In the first stage, the reconstruction would cover the sector of basic social services and infrastructure to create conditions for the population evacuated from the war zone to return . Only after completing this phase would the Ukrainian government assess the needs of the region based on a nationwide development strategy combined with systemic reforms.
Coordination of activities and financial flows would be carried out by a special board composed of government representatives, a permanent UN coordinator, the director of the Ukrainian branch of the World Bank and the head of the EU representative office in Kiev. A technical commission would be working in parallel to deal with specific tasks. It would be composed of representatives of the Agency for the restoration of the Donbass, the UN, the EU and the World Bank.
Bearing in mind the practice of subsequent government teams in Ukraine, one may doubt whether even such Western assistance, surrounded by controlling institutions, will not end up in the pockets of members of the government. On the other hand, such a structure of the aid system would at least make it difficult to steal the money.
There are also fears arising from the fact that Ukraine’s authorities reach out for “proven experts” who know well how to lay their hands on the budgetary money. At the beginning of October, Prime Minister Arseniy Yatsenyuk appointed Oleksandr Sukhomlyn as vice minister of economic development and trade. The Kiev portal Naszi Hroszi, specialising in tracking corruption, reported that Sukhomlyn, who formed part of the team of Viktor Yanukovych from March 2010 to April 2011 in the capacity of vice-minister of the economy, was supposed to take part in rigging tenders for food purchases for the Ukrainian army. The state budget lost USD 30 million on the tenders. The vice-minister was in the end dismissed from the post, but maintained a function in the government structure that organised purchases of energy carriers for state-owned enterprises. While performing this function he was supposed to have enabled the monopolisation of the market for liquefied natural gas by Siergiy Kurchenko, an oligarch associated with the son of Viktor Yanukovych, Aleksandr. The ministry that will be entrusted with the major responsibility for carrying out the rebuilding of Donbass and the related financial flows will be the ministry where Sukhomlyn has found a haven.
The queue of oligarchs reaching for “Donbass-earmarked money” is already forming. According to estimates presented by the management of HarvEast agricultural holding company (controlled by Rinat Akhmetov), the losses in the agricultural sector of Donbass could amount to as much as UAH 5 billion, i.e. USD 400 million.
– Before the conflict, the value of agricultural production in the Donetsk oblast amounted to UAH 15 billion annually.

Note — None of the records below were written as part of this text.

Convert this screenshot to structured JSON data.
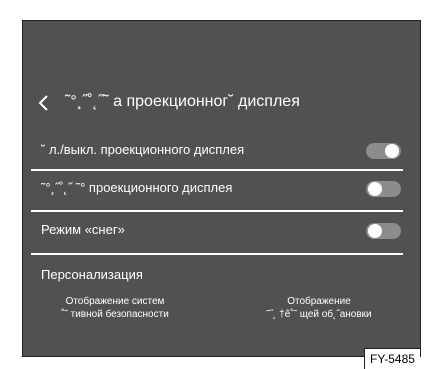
{
  "screen": {
    "back_icon": "chevron-left-icon",
    "title": "˜°¸˝˚˛˝˜ а проекционног˘ дисплея",
    "rows": [
      {
        "label": "˘ л./выкл. проекционного дисплея",
        "toggle_state": "on"
      },
      {
        "label": "˜°¸˝˚˛˝ ˜° проекционного дисплея",
        "toggle_state": "off"
      },
      {
        "label": "Режим «снег»",
        "toggle_state": "off"
      }
    ],
    "personalization": {
      "title": "Персонализация",
      "items": [
        {
          "line1": "Отображение систем",
          "line2": "˚˜ тивной безопасности"
        },
        {
          "line1": "Отображение",
          "line2": "˜˝˛ †ê˚˜ щей об˛˝ановки"
        }
      ]
    }
  },
  "figure_code": "FY-5485",
  "colors": {
    "background": "#515151",
    "text": "#ffffff",
    "toggle_track": "#8c8c8c",
    "toggle_knob": "#ffffff"
  }
}
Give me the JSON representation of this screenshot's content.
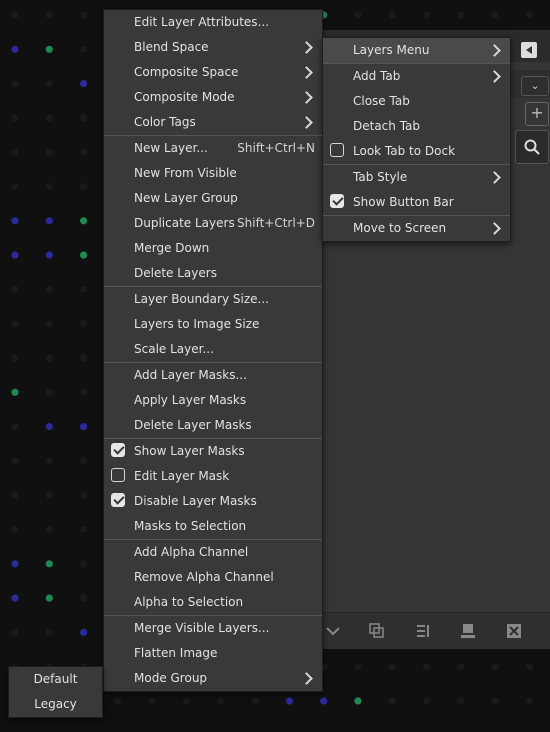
{
  "main_menu": {
    "items": [
      {
        "label": "Edit Layer Attributes...",
        "accel": "",
        "submenu": false
      },
      {
        "label": "Blend Space",
        "accel": "",
        "submenu": true
      },
      {
        "label": "Composite Space",
        "accel": "",
        "submenu": true
      },
      {
        "label": "Composite Mode",
        "accel": "",
        "submenu": true
      },
      {
        "label": "Color Tags",
        "accel": "",
        "submenu": true
      },
      {
        "label": "New Layer...",
        "accel": "Shift+Ctrl+N",
        "submenu": false
      },
      {
        "label": "New From Visible",
        "accel": "",
        "submenu": false
      },
      {
        "label": "New Layer Group",
        "accel": "",
        "submenu": false
      },
      {
        "label": "Duplicate Layers",
        "accel": "Shift+Ctrl+D",
        "submenu": false
      },
      {
        "label": "Merge Down",
        "accel": "",
        "submenu": false
      },
      {
        "label": "Delete Layers",
        "accel": "",
        "submenu": false
      },
      {
        "label": "Layer Boundary Size...",
        "accel": "",
        "submenu": false
      },
      {
        "label": "Layers to Image Size",
        "accel": "",
        "submenu": false
      },
      {
        "label": "Scale Layer...",
        "accel": "",
        "submenu": false
      },
      {
        "label": "Add Layer Masks...",
        "accel": "",
        "submenu": false
      },
      {
        "label": "Apply Layer Masks",
        "accel": "",
        "submenu": false
      },
      {
        "label": "Delete Layer Masks",
        "accel": "",
        "submenu": false
      },
      {
        "label": "Show Layer Masks",
        "checked": true
      },
      {
        "label": "Edit Layer Mask",
        "checked": false
      },
      {
        "label": "Disable Layer Masks",
        "checked": true
      },
      {
        "label": "Masks to Selection",
        "accel": "",
        "submenu": false
      },
      {
        "label": "Add Alpha Channel",
        "accel": "",
        "submenu": false
      },
      {
        "label": "Remove Alpha Channel",
        "accel": "",
        "submenu": false
      },
      {
        "label": "Alpha to Selection",
        "accel": "",
        "submenu": false
      },
      {
        "label": "Merge Visible Layers...",
        "accel": "",
        "submenu": false
      },
      {
        "label": "Flatten Image",
        "accel": "",
        "submenu": false
      },
      {
        "label": "Mode Group",
        "accel": "",
        "submenu": true
      }
    ]
  },
  "tab_menu": {
    "items": [
      {
        "label": "Layers Menu",
        "submenu": true
      },
      {
        "label": "Add Tab",
        "submenu": true
      },
      {
        "label": "Close Tab",
        "submenu": false
      },
      {
        "label": "Detach Tab",
        "submenu": false
      },
      {
        "label": "Look Tab to Dock",
        "checked": false
      },
      {
        "label": "Tab Style",
        "submenu": true
      },
      {
        "label": "Show Button Bar",
        "checked": true
      },
      {
        "label": "Move to Screen",
        "submenu": true
      }
    ]
  },
  "mode_menu": {
    "items": [
      {
        "label": "Default"
      },
      {
        "label": "Legacy"
      }
    ]
  },
  "dock": {
    "dropdown_glyph": "⌄",
    "plus_glyph": "+"
  },
  "colors": {
    "menu_bg": "#393939",
    "highlight": "#4a4a4a",
    "canvas_bg": "#101010",
    "dot_green": "#1f8a50",
    "dot_blue": "#2a2a9a",
    "dot_dark": "#1a1a1a"
  }
}
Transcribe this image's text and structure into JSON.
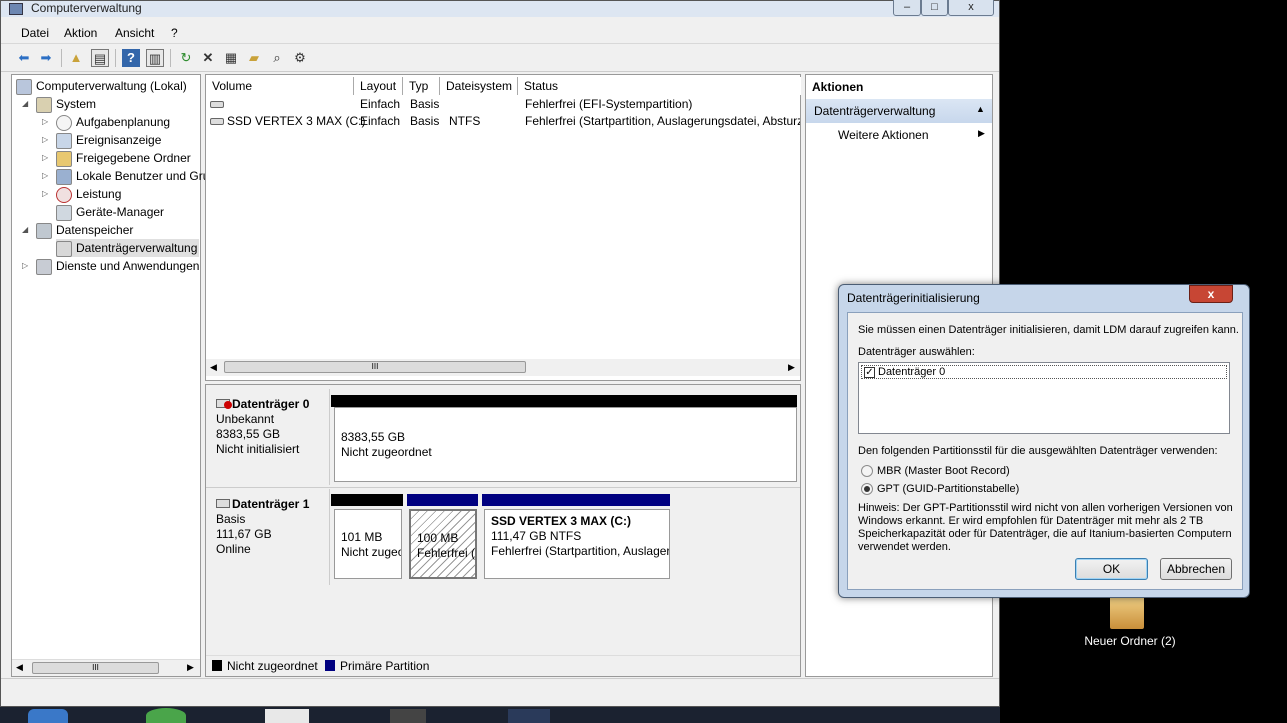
{
  "window": {
    "title": "Computerverwaltung",
    "min": "–",
    "max": "□",
    "close": "x"
  },
  "menu": [
    "Datei",
    "Aktion",
    "Ansicht",
    "?"
  ],
  "toolbar_icons": [
    "back-icon",
    "forward-icon",
    "up-folder-icon",
    "show-hide-tree-icon",
    "help-icon",
    "properties-pane-icon",
    "refresh-icon",
    "delete-icon",
    "properties-icon",
    "open-icon",
    "search-icon",
    "settings-icon"
  ],
  "tree": {
    "root": "Computerverwaltung (Lokal)",
    "items": [
      {
        "label": "System"
      },
      {
        "label": "Aufgabenplanung"
      },
      {
        "label": "Ereignisanzeige"
      },
      {
        "label": "Freigegebene Ordner"
      },
      {
        "label": "Lokale Benutzer und Gru"
      },
      {
        "label": "Leistung"
      },
      {
        "label": "Geräte-Manager"
      },
      {
        "label": "Datenspeicher"
      },
      {
        "label": "Datenträgerverwaltung"
      },
      {
        "label": "Dienste und Anwendungen"
      }
    ],
    "scroll_mid": "III"
  },
  "volumes": {
    "columns": [
      "Volume",
      "Layout",
      "Typ",
      "Dateisystem",
      "Status"
    ],
    "rows": [
      {
        "volume": "",
        "layout": "Einfach",
        "typ": "Basis",
        "fs": "",
        "status": "Fehlerfrei (EFI-Systempartition)"
      },
      {
        "volume": "SSD VERTEX 3 MAX (C:)",
        "layout": "Einfach",
        "typ": "Basis",
        "fs": "NTFS",
        "status": "Fehlerfrei (Startpartition, Auslagerungsdatei, Absturz"
      }
    ],
    "scroll_mid": "III"
  },
  "disks": [
    {
      "name": "Datenträger 0",
      "kind": "Unbekannt",
      "size": "8383,55 GB",
      "state": "Nicht initialisiert",
      "part": {
        "size": "8383,55 GB",
        "status": "Nicht zugeordnet"
      }
    },
    {
      "name": "Datenträger 1",
      "kind": "Basis",
      "size": "111,67 GB",
      "state": "Online",
      "parts": [
        {
          "size": "101 MB",
          "status": "Nicht zugeo"
        },
        {
          "size": "100 MB",
          "status": "Fehlerfrei (E"
        },
        {
          "title": "SSD VERTEX 3 MAX  (C:)",
          "size": "111,47 GB NTFS",
          "status": "Fehlerfrei (Startpartition, Auslager"
        }
      ]
    }
  ],
  "legend": {
    "unallocated": "Nicht zugeordnet",
    "primary": "Primäre Partition"
  },
  "actions": {
    "header": "Aktionen",
    "section": "Datenträgerverwaltung",
    "more": "Weitere Aktionen"
  },
  "dialog": {
    "title": "Datenträgerinitialisierung",
    "close": "x",
    "intro": "Sie müssen einen Datenträger initialisieren, damit LDM darauf zugreifen kann.",
    "select_label": "Datenträger auswählen:",
    "disk_item": "Datenträger 0",
    "style_label": "Den folgenden Partitionsstil für die ausgewählten Datenträger verwenden:",
    "mbr": "MBR (Master Boot Record)",
    "gpt": "GPT (GUID-Partitionstabelle)",
    "note_1": "Hinweis: Der GPT-Partitionsstil wird nicht von allen vorherigen Versionen von",
    "note_2": "Windows erkannt. Er wird empfohlen für Datenträger mit mehr als 2 TB",
    "note_3": "Speicherkapazität oder für Datenträger, die auf Itanium-basierten Computern",
    "note_4": "verwendet werden.",
    "ok": "OK",
    "cancel": "Abbrechen"
  },
  "desktop": {
    "folder_label": "Neuer Ordner (2)"
  },
  "colors": {
    "unallocated": "#000000",
    "primary": "#000080",
    "titlebar": "#dde6f2",
    "dialog_frame": "#c6d6ea"
  }
}
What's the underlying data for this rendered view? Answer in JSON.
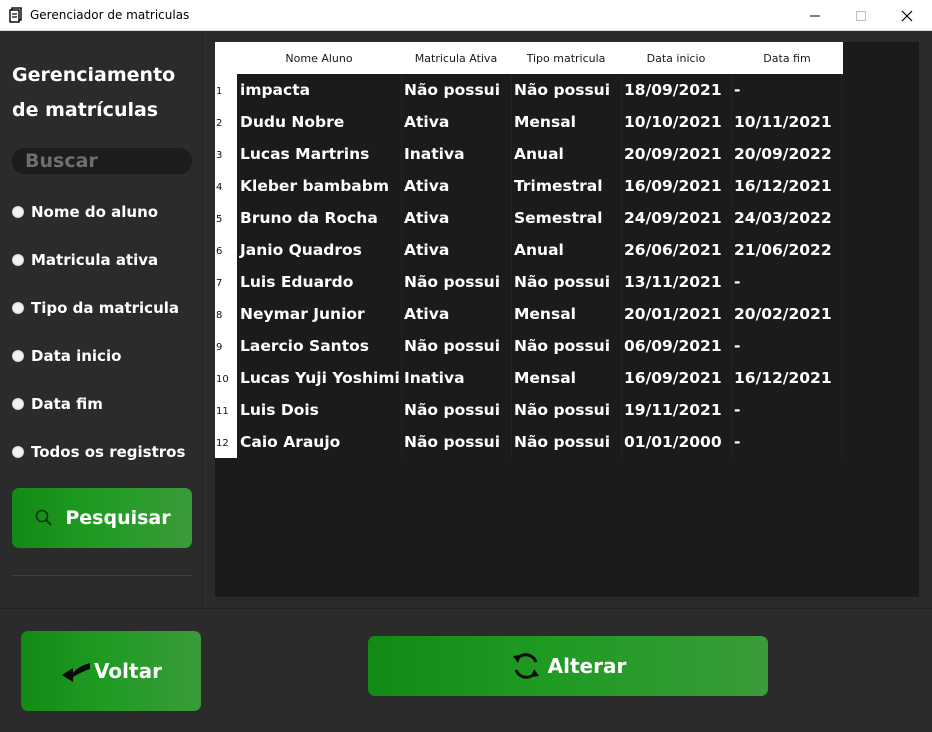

This is 1/8 of the whole of Ukraine’s agricultural production – HarvEast CEO Simon Cherniavsky said recently.
According to him, to be able to begin sowing, agricultural companies from Donbass will need financial assistance from the state, i.e. low interest rate loans and tax holidays.
The management of the state Agency for the restoration of Donbass was entrusted to Andrey Nikolayenko, until recently a politician from the Yanukovych camp. An analogical structure, which carried out investments for the Euro 2012 Championship in Ukraine, is to be a role model for the Agency. If we take into account the fact that according to estimates, the oligarchs from the government camp stole at least 40% of budgetary funds earmarked for this purpose, it does not seem the best recommendation. The more so as, like in the case of the championship, the estimates are practically pulled out of thin air.
– Western diplomats were provided with information on the needs in the range of at least USD 1 billion. I am sure, however, that the number will be much higher – Nikolayenko announced recently in an interview for the newspaper “Siegodnia”, published by Akhmetov.